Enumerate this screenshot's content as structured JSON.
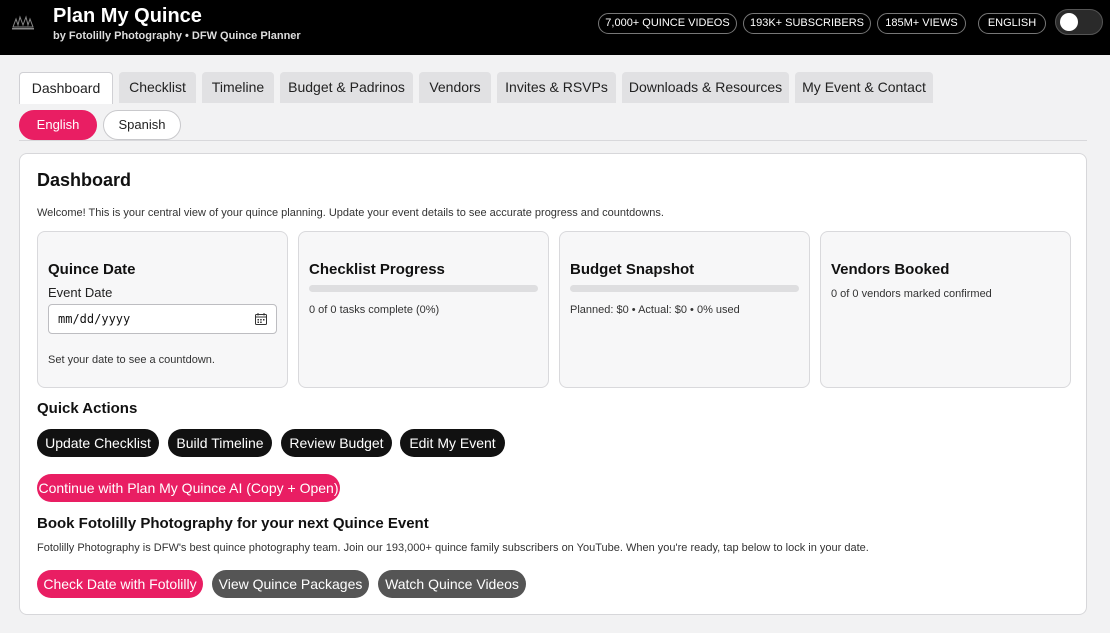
{
  "header": {
    "title": "Plan My Quince",
    "subtitle": "by Fotolilly Photography • DFW Quince Planner",
    "stats": [
      "7,000+ QUINCE VIDEOS",
      "193K+ SUBSCRIBERS",
      "185M+ VIEWS"
    ],
    "language_badge": "ENGLISH",
    "theme_toggle_on": false
  },
  "tabs": [
    {
      "label": "Dashboard",
      "active": true
    },
    {
      "label": "Checklist",
      "active": false
    },
    {
      "label": "Timeline",
      "active": false
    },
    {
      "label": "Budget & Padrinos",
      "active": false
    },
    {
      "label": "Vendors",
      "active": false
    },
    {
      "label": "Invites & RSVPs",
      "active": false
    },
    {
      "label": "Downloads & Resources",
      "active": false
    },
    {
      "label": "My Event & Contact",
      "active": false
    }
  ],
  "languages": {
    "english": "English",
    "spanish": "Spanish",
    "selected": "English"
  },
  "dashboard": {
    "title": "Dashboard",
    "welcome": "Welcome! This is your central view of your quince planning. Update your event details to see accurate progress and countdowns.",
    "cards": {
      "quince_date": {
        "title": "Quince Date",
        "field_label": "Event Date",
        "placeholder": "mm/dd/yyyy",
        "hint": "Set your date to see a countdown."
      },
      "checklist": {
        "title": "Checklist Progress",
        "progress_fraction": 0,
        "status": "0 of 0 tasks complete (0%)"
      },
      "budget": {
        "title": "Budget Snapshot",
        "progress_fraction": 0,
        "status": "Planned: $0 • Actual: $0 • 0% used"
      },
      "vendors": {
        "title": "Vendors Booked",
        "status": "0 of 0 vendors marked confirmed"
      }
    },
    "quick_actions": {
      "title": "Quick Actions",
      "buttons": [
        "Update Checklist",
        "Build Timeline",
        "Review Budget",
        "Edit My Event"
      ],
      "ai_button": "Continue with Plan My Quince AI (Copy + Open)"
    },
    "booking": {
      "title": "Book Fotolilly Photography for your next Quince Event",
      "text": "Fotolilly Photography is DFW's best quince photography team. Join our 193,000+ quince family subscribers on YouTube. When you're ready, tap below to lock in your date.",
      "buttons": [
        "Check Date with Fotolilly",
        "View Quince Packages",
        "Watch Quince Videos"
      ]
    }
  },
  "colors": {
    "accent": "#e91e63",
    "header_bg": "#000000",
    "dark_button": "#111111",
    "gray_button": "#555555"
  },
  "icons": [
    "fotolilly-logo",
    "calendar-icon"
  ]
}
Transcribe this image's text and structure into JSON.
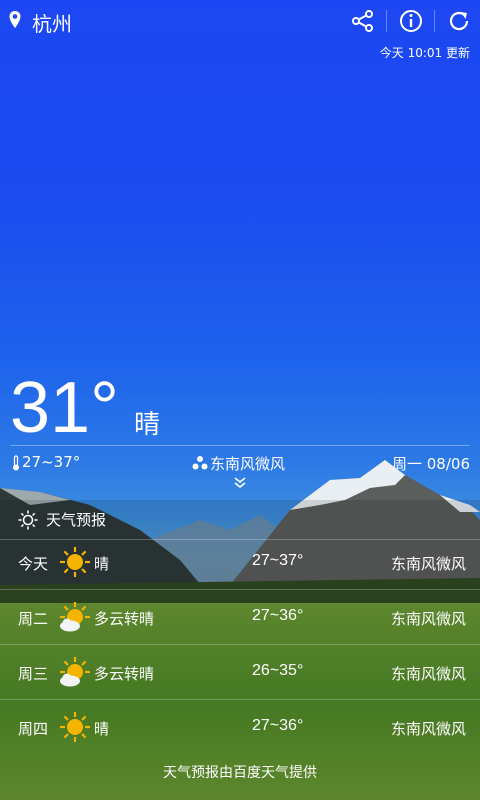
{
  "header": {
    "city": "杭州",
    "update_text": "今天 10:01 更新"
  },
  "current": {
    "temperature": "31°",
    "condition": "晴",
    "temp_range": "27~37°",
    "wind": "东南风微风",
    "date": "周一 08/06"
  },
  "forecast": {
    "title": "天气预报",
    "days": [
      {
        "day": "今天",
        "condition": "晴",
        "icon": "sun-icon",
        "temp": "27~37°",
        "wind": "东南风微风"
      },
      {
        "day": "周二",
        "condition": "多云转晴",
        "icon": "sun-cloud-icon",
        "temp": "27~36°",
        "wind": "东南风微风"
      },
      {
        "day": "周三",
        "condition": "多云转晴",
        "icon": "sun-cloud-icon",
        "temp": "26~35°",
        "wind": "东南风微风"
      },
      {
        "day": "周四",
        "condition": "晴",
        "icon": "sun-icon",
        "temp": "27~36°",
        "wind": "东南风微风"
      }
    ],
    "footer": "天气预报由百度天气提供"
  },
  "colors": {
    "sky_top": "#1d47f2",
    "grass": "#5d8f2a",
    "sun": "#f5b400"
  }
}
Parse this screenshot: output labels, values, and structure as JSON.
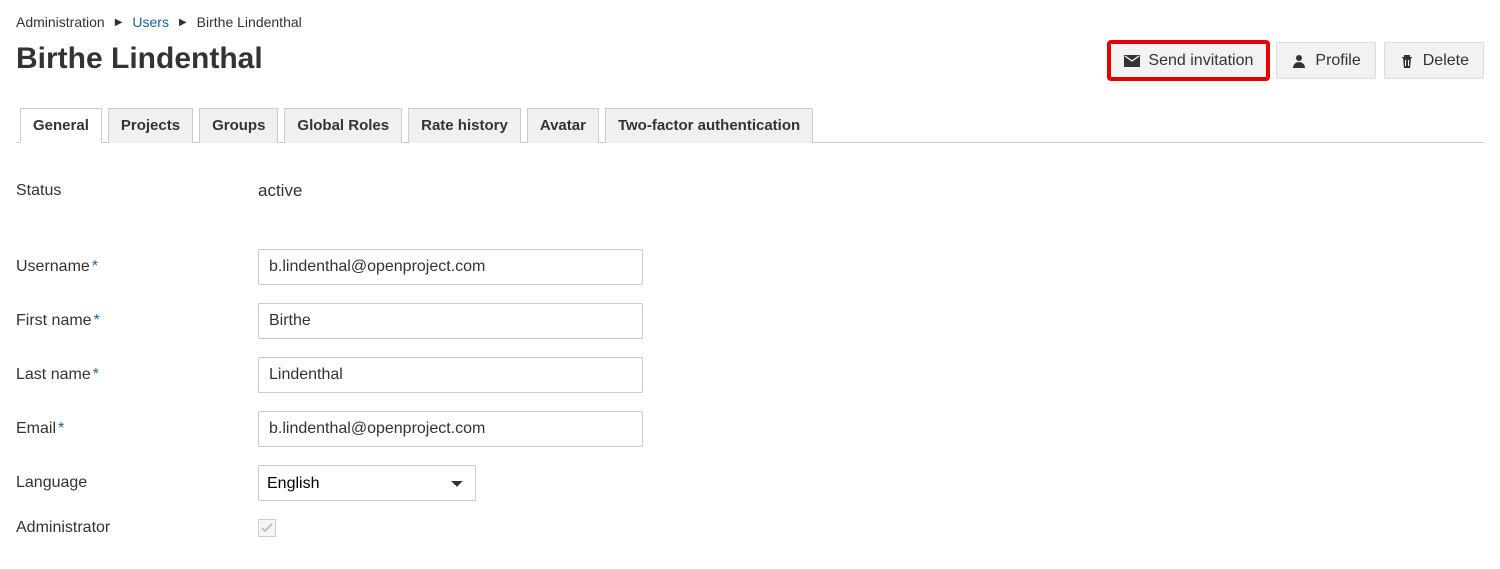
{
  "breadcrumb": {
    "root": "Administration",
    "parent": "Users",
    "current": "Birthe Lindenthal"
  },
  "page": {
    "title": "Birthe Lindenthal"
  },
  "actions": {
    "send_invitation": "Send invitation",
    "profile": "Profile",
    "delete": "Delete"
  },
  "tabs": [
    "General",
    "Projects",
    "Groups",
    "Global Roles",
    "Rate history",
    "Avatar",
    "Two-factor authentication"
  ],
  "form": {
    "status": {
      "label": "Status",
      "value": "active"
    },
    "username": {
      "label": "Username",
      "value": "b.lindenthal@openproject.com"
    },
    "first_name": {
      "label": "First name",
      "value": "Birthe"
    },
    "last_name": {
      "label": "Last name",
      "value": "Lindenthal"
    },
    "email": {
      "label": "Email",
      "value": "b.lindenthal@openproject.com"
    },
    "language": {
      "label": "Language",
      "value": "English"
    },
    "administrator": {
      "label": "Administrator"
    }
  }
}
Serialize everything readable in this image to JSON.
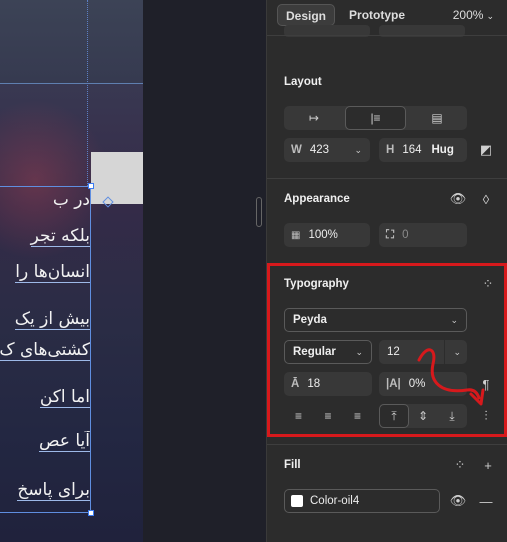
{
  "canvas": {
    "lines": [
      {
        "text": "در ب",
        "underlined": false
      },
      {
        "text": "بلکه تجر",
        "underlined": true
      },
      {
        "text": "انسان‌ها را",
        "underlined": true
      },
      {
        "text": "بیش از یک",
        "underlined": true
      },
      {
        "text": "کشتی‌های ک",
        "underlined": true
      },
      {
        "text": "اما اکن",
        "underlined": true
      },
      {
        "text": "آیا عص",
        "underlined": true
      },
      {
        "text": "برای پاسخ",
        "underlined": true
      }
    ]
  },
  "topbar": {
    "design_tab": "Design",
    "prototype_tab": "Prototype",
    "zoom": "200%"
  },
  "layout": {
    "title": "Layout",
    "width_label": "W",
    "width_value": "423",
    "height_label": "H",
    "height_value": "164",
    "height_mode": "Hug"
  },
  "appearance": {
    "title": "Appearance",
    "opacity": "100%",
    "radius": "0"
  },
  "typography": {
    "title": "Typography",
    "font_family": "Peyda",
    "font_weight": "Regular",
    "font_size": "12",
    "line_height": "18",
    "letter_spacing": "0%"
  },
  "fill": {
    "title": "Fill",
    "color_name": "Color-oil4",
    "color": "#ffffff"
  },
  "colors": {
    "annotation": "#d7191c",
    "selection": "#5f8ee0",
    "panel_bg": "#2c2c2c"
  }
}
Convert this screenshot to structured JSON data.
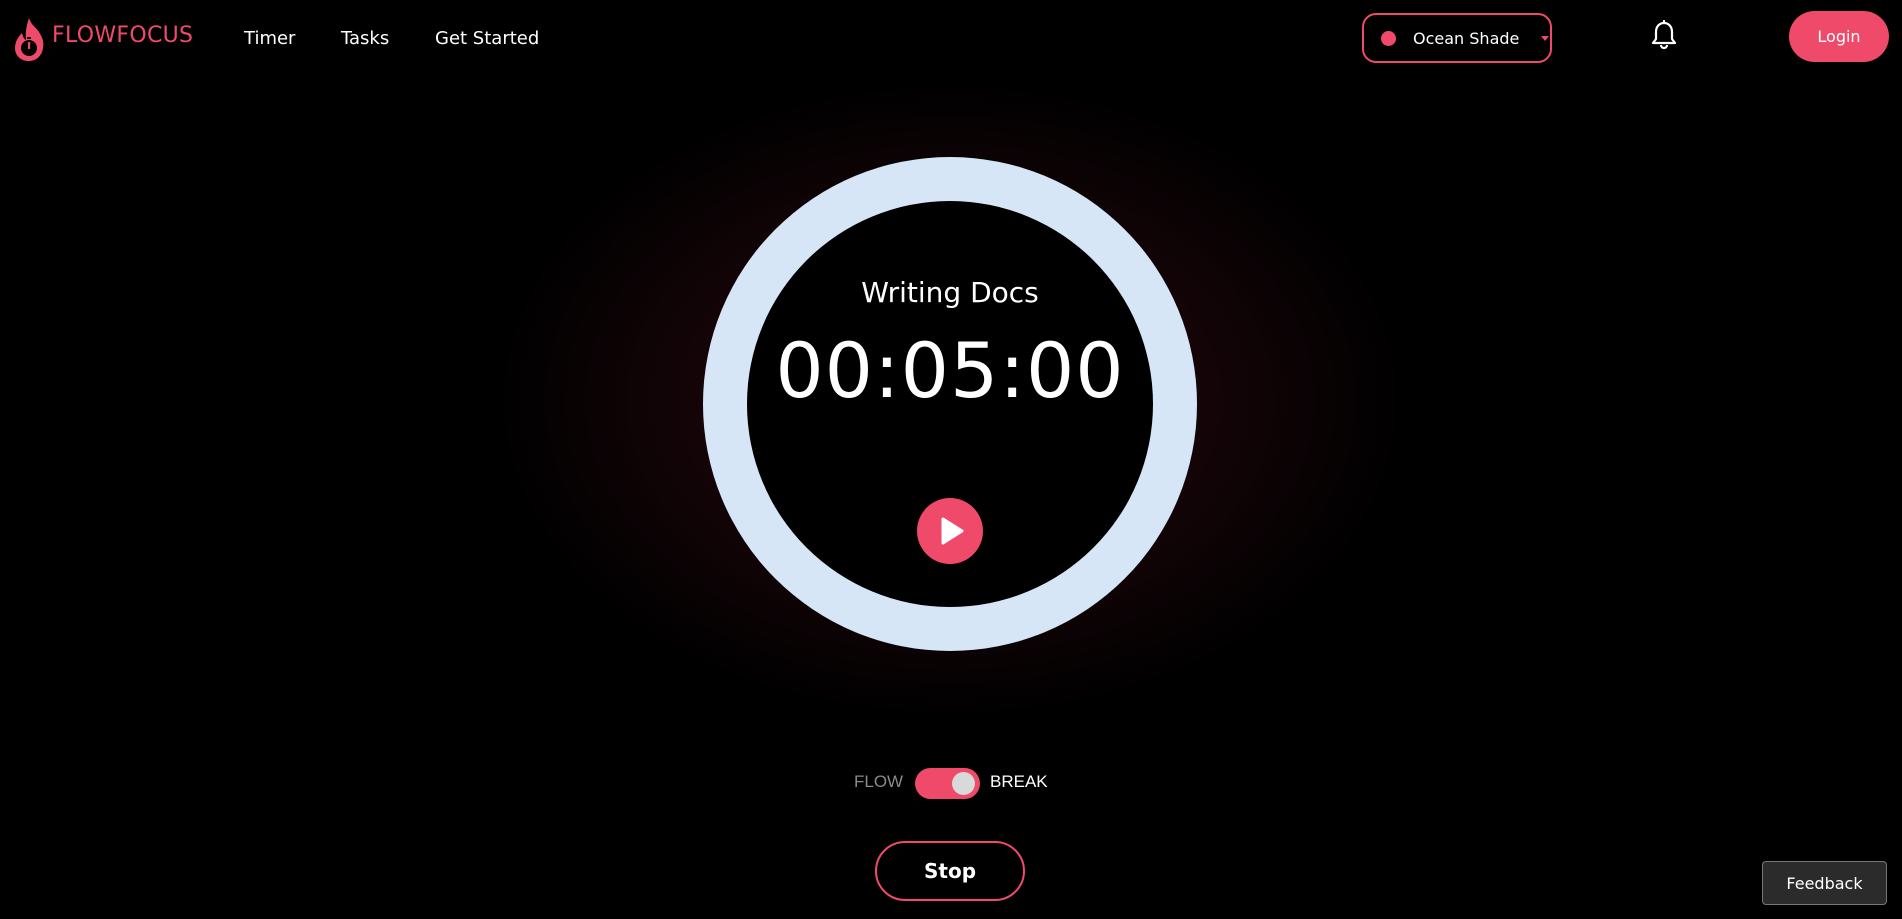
{
  "brand": {
    "name": "FLOWFOCUS",
    "logo_icon": "flame-timer-icon",
    "accent_color": "#ef4a6a"
  },
  "nav": {
    "items": [
      {
        "label": "Timer"
      },
      {
        "label": "Tasks"
      },
      {
        "label": "Get Started"
      }
    ]
  },
  "theme_selector": {
    "selected": "Ocean Shade",
    "dot_color": "#ef4a6a",
    "border_color": "#ef4a6a"
  },
  "notifications": {
    "icon": "bell-icon"
  },
  "auth": {
    "login_label": "Login"
  },
  "timer": {
    "task_name": "Writing Docs",
    "time": "00:05:00",
    "ring_color": "#d6e6f7",
    "play_icon": "play-icon",
    "play_button_color": "#ef4a6a"
  },
  "mode_toggle": {
    "left_label": "FLOW",
    "right_label": "BREAK",
    "selected": "BREAK",
    "left_label_color": "#8a8a8a",
    "right_label_color": "#ffffff",
    "track_color": "#ef4a6a"
  },
  "controls": {
    "stop_label": "Stop",
    "stop_border_color": "#ef4a6a"
  },
  "feedback": {
    "label": "Feedback"
  }
}
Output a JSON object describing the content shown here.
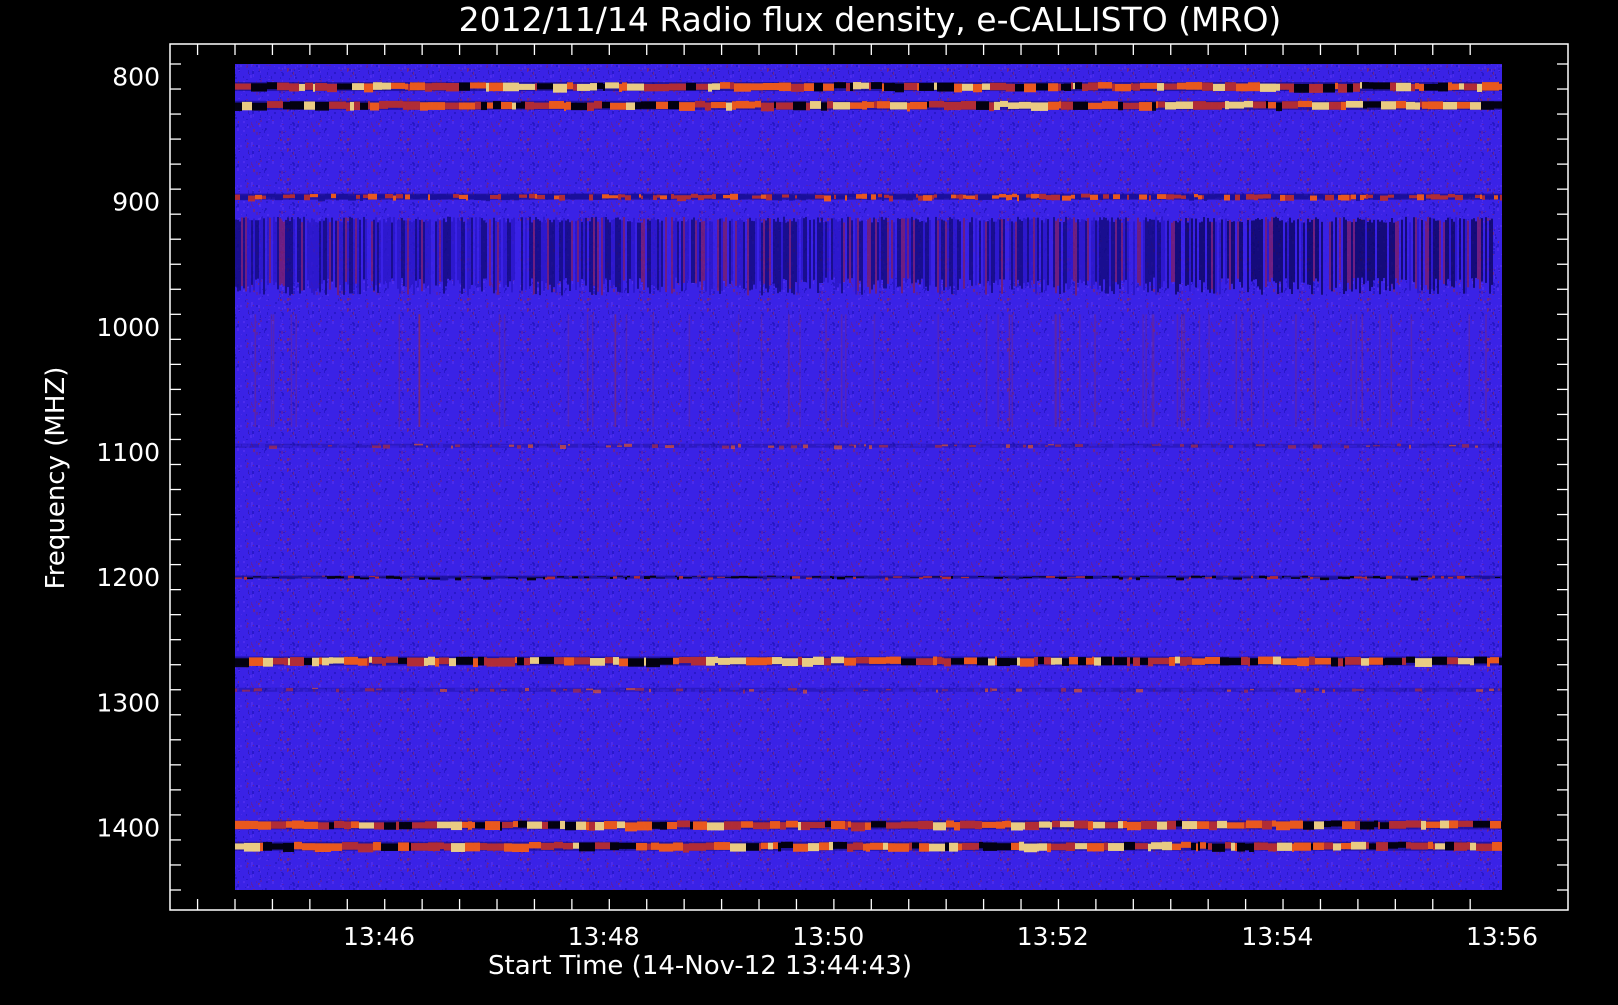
{
  "chart_data": {
    "type": "heatmap",
    "title": "2012/11/14  Radio flux density, e-CALLISTO (MRO)",
    "xlabel": "Start Time (14-Nov-12 13:44:43)",
    "ylabel": "Frequency (MHZ)",
    "x_range": [
      "13:44:43",
      "13:56:00"
    ],
    "x_ticks": [
      {
        "label": "13:46",
        "minutes": 1.283
      },
      {
        "label": "13:48",
        "minutes": 3.283
      },
      {
        "label": "13:50",
        "minutes": 5.283
      },
      {
        "label": "13:52",
        "minutes": 7.283
      },
      {
        "label": "13:54",
        "minutes": 9.283
      },
      {
        "label": "13:56",
        "minutes": 11.283
      }
    ],
    "y_range_mhz": [
      790,
      1450
    ],
    "y_axis_inverted": true,
    "y_ticks": [
      800,
      900,
      1000,
      1100,
      1200,
      1300,
      1400
    ],
    "colormap": [
      "#000000",
      "#1a0f9a",
      "#3b1eea",
      "#c0302a",
      "#ff6010",
      "#ffe080"
    ],
    "background_color": "#3a22e6",
    "frame_color": "#ffffff",
    "emission_bands_mhz": [
      {
        "freq": 808,
        "intensity": "strong"
      },
      {
        "freq": 823,
        "intensity": "strong"
      },
      {
        "freq": 896,
        "intensity": "medium"
      },
      {
        "freq": 940,
        "intensity": "striated"
      },
      {
        "freq": 1095,
        "intensity": "weak"
      },
      {
        "freq": 1200,
        "intensity": "line"
      },
      {
        "freq": 1267,
        "intensity": "strong"
      },
      {
        "freq": 1290,
        "intensity": "weak"
      },
      {
        "freq": 1398,
        "intensity": "strong"
      },
      {
        "freq": 1415,
        "intensity": "strong"
      }
    ]
  }
}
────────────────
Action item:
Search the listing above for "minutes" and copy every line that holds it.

Written response:
        "minutes": 1.283
        "minutes": 3.283
        "minutes": 5.283
        "minutes": 7.283
        "minutes": 9.283
        "minutes": 11.283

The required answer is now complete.